[RECORDS PROVIDED — start]

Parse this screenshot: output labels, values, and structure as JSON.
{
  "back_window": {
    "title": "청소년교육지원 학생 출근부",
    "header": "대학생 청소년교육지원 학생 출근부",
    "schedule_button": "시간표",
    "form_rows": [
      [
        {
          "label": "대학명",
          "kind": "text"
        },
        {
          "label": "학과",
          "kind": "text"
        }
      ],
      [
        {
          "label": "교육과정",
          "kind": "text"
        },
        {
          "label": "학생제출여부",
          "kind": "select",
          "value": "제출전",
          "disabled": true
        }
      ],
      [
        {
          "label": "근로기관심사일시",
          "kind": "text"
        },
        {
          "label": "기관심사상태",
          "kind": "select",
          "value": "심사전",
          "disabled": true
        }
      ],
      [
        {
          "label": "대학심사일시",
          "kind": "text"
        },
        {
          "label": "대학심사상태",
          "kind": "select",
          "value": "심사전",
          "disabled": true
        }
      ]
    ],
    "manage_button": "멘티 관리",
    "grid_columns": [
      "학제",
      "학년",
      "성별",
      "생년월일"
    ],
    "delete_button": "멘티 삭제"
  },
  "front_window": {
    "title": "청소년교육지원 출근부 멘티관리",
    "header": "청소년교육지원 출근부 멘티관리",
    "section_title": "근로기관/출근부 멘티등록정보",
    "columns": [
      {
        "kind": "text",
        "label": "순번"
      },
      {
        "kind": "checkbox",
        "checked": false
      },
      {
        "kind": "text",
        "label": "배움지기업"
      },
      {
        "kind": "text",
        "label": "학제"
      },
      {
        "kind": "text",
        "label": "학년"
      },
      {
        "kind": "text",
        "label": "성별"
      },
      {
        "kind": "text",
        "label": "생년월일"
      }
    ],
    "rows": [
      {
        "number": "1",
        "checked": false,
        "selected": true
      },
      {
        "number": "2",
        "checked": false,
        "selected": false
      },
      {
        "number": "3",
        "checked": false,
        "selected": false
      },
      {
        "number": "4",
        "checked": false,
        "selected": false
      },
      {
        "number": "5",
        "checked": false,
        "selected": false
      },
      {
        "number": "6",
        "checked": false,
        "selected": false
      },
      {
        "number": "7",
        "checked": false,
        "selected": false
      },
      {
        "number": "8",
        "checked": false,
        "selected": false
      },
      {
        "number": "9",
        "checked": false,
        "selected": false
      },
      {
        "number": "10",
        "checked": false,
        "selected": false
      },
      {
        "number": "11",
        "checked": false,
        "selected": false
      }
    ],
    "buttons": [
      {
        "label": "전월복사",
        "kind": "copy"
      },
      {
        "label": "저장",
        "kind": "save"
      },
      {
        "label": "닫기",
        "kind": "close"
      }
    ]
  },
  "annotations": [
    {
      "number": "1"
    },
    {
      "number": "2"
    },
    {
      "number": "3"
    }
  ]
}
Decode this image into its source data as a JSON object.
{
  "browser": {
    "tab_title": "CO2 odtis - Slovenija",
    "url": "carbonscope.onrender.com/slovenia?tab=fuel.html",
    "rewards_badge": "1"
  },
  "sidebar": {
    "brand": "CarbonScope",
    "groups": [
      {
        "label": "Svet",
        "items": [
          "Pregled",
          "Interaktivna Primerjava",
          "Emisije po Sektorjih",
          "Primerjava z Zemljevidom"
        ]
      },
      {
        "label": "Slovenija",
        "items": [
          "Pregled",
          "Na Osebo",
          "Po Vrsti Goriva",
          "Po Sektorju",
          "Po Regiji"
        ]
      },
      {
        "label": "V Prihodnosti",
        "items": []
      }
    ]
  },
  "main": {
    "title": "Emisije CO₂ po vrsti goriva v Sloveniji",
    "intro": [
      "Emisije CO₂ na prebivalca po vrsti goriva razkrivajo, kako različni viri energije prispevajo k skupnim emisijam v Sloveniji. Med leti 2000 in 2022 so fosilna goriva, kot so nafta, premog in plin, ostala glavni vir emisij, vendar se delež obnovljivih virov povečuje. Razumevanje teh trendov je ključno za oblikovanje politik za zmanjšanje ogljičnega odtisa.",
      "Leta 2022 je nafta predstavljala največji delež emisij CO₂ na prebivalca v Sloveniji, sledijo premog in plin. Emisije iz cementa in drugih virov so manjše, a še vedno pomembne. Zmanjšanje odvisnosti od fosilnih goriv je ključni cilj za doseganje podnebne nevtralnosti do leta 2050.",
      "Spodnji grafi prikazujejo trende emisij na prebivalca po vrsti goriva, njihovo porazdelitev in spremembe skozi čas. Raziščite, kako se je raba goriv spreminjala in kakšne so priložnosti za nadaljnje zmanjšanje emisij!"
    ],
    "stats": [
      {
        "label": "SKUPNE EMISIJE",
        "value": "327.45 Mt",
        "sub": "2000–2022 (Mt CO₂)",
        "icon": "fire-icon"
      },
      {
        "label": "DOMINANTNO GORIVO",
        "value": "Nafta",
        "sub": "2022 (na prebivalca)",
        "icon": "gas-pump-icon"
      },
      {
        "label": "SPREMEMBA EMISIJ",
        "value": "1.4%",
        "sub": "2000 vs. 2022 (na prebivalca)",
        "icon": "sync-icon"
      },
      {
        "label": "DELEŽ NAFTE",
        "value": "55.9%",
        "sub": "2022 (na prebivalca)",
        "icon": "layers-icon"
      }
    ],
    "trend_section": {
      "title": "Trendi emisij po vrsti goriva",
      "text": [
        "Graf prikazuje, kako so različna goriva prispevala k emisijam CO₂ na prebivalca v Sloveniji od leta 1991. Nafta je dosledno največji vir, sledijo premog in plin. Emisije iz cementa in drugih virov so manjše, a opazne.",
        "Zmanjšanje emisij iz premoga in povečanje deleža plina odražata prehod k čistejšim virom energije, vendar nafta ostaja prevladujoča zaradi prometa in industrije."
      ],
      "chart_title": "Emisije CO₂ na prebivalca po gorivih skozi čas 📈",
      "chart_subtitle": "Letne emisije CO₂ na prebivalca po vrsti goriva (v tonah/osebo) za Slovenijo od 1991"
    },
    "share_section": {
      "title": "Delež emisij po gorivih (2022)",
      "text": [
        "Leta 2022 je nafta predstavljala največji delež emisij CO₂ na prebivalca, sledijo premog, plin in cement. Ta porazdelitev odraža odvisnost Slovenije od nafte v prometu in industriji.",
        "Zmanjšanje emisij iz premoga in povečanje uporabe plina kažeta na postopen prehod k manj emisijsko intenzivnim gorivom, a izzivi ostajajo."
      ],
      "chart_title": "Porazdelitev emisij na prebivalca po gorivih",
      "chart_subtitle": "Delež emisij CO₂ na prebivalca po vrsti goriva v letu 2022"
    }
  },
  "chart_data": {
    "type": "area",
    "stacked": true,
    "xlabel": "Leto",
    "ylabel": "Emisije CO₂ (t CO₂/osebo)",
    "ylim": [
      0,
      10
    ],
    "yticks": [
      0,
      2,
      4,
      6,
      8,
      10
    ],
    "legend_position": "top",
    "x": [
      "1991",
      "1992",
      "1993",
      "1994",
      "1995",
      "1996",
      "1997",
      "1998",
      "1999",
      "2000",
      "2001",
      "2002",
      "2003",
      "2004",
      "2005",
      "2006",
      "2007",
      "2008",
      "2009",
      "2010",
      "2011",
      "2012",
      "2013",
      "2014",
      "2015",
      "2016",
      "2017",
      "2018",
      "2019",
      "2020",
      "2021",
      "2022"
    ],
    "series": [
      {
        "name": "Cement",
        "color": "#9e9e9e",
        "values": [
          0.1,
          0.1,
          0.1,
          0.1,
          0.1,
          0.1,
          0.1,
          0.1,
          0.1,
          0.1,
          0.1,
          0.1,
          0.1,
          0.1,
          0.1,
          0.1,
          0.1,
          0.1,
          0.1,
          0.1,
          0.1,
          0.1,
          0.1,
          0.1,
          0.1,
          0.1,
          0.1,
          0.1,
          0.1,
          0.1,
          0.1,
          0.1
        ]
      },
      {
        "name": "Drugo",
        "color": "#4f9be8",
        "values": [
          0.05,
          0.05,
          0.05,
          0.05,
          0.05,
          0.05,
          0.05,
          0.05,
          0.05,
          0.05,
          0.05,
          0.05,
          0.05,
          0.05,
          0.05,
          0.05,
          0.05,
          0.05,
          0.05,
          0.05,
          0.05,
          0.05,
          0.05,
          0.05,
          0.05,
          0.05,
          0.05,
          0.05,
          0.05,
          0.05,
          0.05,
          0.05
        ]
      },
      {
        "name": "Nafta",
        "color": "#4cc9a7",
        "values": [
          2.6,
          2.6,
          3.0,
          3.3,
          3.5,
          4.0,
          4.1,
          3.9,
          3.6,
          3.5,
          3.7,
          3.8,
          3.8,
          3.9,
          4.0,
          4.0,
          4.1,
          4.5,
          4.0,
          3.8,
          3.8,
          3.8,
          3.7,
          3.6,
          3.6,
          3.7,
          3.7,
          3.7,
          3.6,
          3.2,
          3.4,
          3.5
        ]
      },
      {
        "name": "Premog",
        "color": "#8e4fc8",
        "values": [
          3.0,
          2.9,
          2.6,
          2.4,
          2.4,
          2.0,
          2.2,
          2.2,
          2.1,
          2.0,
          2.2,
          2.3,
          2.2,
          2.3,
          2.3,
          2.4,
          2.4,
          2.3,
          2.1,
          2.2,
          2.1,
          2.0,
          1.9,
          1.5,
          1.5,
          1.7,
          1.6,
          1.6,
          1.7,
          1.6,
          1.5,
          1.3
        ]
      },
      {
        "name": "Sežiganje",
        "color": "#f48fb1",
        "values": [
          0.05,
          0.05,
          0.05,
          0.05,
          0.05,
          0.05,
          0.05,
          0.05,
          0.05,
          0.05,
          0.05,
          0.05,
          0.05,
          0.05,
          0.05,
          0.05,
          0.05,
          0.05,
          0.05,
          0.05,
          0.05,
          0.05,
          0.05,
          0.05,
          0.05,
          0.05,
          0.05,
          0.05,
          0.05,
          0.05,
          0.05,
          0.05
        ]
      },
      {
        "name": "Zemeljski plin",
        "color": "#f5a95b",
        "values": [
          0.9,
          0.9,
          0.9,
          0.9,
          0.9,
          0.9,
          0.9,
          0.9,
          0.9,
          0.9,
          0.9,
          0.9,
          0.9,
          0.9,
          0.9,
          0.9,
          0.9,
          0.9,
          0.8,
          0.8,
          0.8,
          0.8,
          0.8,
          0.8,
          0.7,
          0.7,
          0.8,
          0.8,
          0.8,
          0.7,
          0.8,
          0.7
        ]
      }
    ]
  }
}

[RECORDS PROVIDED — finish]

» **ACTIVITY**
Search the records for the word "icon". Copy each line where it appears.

» **ANSWER SECTION**
        "icon": "fire-icon"
        "icon": "gas-pump-icon"
        "icon": "sync-icon"
        "icon": "layers-icon"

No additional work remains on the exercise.